**INSTRUCTIONS FOR THE TASK:** When a line below contains the word "setInstance", copy that line.

**EXERCISE INPUT:**
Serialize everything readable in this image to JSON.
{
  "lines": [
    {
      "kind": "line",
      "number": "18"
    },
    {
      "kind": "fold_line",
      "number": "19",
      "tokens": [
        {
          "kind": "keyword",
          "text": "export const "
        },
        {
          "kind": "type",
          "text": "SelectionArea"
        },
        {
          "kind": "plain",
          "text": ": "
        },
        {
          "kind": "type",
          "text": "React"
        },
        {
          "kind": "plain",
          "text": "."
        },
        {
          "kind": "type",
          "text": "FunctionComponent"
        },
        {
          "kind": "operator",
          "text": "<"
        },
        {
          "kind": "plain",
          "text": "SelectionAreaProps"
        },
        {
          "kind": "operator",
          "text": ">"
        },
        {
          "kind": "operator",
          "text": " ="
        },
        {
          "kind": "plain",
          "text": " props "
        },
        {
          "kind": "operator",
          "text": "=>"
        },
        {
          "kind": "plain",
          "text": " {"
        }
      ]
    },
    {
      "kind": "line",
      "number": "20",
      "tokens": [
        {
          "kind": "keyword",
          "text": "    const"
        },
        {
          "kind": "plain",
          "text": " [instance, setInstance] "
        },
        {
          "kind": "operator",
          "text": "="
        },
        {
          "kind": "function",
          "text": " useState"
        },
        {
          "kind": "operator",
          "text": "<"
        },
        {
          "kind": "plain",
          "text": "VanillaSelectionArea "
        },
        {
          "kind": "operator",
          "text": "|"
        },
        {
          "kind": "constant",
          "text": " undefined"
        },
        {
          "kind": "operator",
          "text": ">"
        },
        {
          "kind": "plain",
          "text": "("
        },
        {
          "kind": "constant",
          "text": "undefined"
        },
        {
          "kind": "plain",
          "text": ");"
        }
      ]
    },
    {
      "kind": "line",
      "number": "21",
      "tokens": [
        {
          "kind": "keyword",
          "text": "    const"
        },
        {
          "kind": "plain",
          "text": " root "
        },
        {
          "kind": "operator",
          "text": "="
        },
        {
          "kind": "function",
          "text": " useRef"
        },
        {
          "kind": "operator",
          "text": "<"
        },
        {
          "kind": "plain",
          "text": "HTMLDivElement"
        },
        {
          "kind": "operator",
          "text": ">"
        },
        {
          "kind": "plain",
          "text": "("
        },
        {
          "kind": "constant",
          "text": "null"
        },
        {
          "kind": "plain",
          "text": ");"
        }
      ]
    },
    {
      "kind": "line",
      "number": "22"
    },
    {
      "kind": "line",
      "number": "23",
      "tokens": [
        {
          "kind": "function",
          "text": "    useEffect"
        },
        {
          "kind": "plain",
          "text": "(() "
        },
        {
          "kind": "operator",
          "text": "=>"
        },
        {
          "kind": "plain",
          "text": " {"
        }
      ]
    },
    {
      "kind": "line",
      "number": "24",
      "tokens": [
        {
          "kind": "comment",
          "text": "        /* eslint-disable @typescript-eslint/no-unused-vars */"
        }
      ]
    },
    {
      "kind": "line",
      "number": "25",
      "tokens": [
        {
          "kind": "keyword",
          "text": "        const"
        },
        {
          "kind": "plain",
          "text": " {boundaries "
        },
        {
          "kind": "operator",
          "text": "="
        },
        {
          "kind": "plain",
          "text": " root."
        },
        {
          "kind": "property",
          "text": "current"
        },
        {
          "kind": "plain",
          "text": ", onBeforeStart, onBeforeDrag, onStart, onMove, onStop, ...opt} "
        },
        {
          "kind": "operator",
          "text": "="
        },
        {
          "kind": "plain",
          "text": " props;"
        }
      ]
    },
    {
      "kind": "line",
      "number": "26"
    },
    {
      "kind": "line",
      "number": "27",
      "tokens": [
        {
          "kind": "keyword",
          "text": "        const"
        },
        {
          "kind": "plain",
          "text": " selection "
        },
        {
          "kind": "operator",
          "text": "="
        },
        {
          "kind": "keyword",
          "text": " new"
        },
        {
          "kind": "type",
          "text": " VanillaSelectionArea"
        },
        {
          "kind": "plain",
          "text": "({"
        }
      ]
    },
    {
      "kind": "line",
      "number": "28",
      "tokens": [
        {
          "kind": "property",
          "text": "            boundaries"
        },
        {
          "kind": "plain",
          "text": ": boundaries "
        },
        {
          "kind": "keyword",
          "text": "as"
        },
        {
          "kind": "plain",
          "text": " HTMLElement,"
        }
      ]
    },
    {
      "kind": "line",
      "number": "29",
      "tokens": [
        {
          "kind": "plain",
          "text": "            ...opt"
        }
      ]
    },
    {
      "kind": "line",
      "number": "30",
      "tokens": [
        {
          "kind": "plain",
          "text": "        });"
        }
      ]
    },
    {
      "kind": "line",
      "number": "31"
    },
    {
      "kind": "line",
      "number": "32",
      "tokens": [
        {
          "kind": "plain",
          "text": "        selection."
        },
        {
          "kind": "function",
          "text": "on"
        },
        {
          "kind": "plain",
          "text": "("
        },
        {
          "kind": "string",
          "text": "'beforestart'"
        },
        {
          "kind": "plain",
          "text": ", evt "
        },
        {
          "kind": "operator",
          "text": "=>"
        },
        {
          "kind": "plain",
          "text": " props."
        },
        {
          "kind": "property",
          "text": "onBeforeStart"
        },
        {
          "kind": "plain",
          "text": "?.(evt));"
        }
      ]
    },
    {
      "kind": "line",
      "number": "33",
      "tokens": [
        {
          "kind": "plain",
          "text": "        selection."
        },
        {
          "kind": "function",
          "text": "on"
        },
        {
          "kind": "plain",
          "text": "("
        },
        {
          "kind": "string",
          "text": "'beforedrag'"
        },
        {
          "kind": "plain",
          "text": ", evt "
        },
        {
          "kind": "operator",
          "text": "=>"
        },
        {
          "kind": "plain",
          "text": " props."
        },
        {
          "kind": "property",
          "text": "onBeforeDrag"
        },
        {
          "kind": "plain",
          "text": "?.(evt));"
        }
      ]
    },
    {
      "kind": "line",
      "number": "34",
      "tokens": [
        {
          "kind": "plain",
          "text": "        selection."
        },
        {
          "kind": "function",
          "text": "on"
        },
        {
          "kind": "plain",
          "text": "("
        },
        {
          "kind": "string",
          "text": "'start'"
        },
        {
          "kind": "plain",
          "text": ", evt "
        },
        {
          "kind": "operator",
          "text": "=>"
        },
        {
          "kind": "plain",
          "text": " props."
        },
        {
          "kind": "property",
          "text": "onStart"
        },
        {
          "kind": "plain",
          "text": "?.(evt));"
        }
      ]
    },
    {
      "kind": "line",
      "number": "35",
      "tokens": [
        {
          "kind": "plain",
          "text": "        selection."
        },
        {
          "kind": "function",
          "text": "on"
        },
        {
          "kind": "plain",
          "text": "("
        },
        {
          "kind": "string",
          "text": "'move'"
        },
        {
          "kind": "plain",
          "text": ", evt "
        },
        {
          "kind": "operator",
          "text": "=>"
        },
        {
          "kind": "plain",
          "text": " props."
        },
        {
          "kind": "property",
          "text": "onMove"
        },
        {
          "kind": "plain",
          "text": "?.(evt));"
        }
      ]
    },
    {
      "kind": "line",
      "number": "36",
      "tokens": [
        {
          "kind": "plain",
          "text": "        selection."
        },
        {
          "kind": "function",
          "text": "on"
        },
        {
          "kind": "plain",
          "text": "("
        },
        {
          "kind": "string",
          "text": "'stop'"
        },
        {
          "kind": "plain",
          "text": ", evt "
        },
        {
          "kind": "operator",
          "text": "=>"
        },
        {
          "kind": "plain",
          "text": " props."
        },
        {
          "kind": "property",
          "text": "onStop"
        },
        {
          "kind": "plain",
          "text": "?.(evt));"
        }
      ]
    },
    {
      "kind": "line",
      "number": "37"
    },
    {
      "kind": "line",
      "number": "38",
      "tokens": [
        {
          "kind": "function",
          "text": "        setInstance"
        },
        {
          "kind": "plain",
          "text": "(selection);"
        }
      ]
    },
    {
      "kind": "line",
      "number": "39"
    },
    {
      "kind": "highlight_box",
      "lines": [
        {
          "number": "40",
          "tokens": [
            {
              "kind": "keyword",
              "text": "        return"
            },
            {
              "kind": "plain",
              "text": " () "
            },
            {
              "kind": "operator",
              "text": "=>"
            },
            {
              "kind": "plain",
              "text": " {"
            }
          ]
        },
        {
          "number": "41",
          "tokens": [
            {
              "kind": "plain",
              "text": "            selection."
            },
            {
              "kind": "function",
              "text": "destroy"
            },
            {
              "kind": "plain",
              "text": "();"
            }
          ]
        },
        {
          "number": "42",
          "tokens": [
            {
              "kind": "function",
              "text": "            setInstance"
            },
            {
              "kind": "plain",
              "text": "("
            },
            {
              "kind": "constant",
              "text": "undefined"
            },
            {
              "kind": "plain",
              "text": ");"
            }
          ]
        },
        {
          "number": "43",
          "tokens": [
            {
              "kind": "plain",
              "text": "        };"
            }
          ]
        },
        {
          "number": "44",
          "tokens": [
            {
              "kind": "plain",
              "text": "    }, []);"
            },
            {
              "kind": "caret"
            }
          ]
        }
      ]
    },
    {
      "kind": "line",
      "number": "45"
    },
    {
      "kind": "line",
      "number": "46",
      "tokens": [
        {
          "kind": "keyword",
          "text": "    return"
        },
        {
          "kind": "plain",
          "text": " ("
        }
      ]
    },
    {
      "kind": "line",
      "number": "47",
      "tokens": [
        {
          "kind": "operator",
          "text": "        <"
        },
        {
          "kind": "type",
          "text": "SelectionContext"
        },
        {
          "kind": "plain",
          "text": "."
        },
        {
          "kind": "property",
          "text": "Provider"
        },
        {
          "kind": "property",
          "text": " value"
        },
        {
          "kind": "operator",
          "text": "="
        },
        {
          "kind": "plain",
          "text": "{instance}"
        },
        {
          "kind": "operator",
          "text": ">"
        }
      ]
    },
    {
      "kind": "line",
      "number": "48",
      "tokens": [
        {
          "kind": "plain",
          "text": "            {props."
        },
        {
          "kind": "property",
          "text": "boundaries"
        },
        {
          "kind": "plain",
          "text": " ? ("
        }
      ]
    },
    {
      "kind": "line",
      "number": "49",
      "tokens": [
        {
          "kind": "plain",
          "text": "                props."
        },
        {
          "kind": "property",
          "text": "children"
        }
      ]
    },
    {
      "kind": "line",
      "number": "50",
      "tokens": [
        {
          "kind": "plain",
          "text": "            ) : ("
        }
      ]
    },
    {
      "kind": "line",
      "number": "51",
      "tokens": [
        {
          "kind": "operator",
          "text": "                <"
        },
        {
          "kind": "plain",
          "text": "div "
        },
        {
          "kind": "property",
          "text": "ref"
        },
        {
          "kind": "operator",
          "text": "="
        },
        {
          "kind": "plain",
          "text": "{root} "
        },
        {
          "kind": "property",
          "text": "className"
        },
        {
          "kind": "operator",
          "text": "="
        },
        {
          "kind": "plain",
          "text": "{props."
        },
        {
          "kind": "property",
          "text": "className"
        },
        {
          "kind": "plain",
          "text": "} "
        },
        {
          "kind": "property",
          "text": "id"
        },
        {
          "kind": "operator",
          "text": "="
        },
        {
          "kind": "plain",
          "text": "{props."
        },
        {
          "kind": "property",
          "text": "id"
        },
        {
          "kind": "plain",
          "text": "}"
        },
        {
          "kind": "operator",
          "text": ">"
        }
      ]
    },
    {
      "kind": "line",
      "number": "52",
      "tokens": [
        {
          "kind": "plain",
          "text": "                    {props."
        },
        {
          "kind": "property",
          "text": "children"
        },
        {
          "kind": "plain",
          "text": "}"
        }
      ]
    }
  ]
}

**OUTPUT:**
          "text": " [instance, setInstance] "
          "text": "        setInstance"
              "text": "            setInstance"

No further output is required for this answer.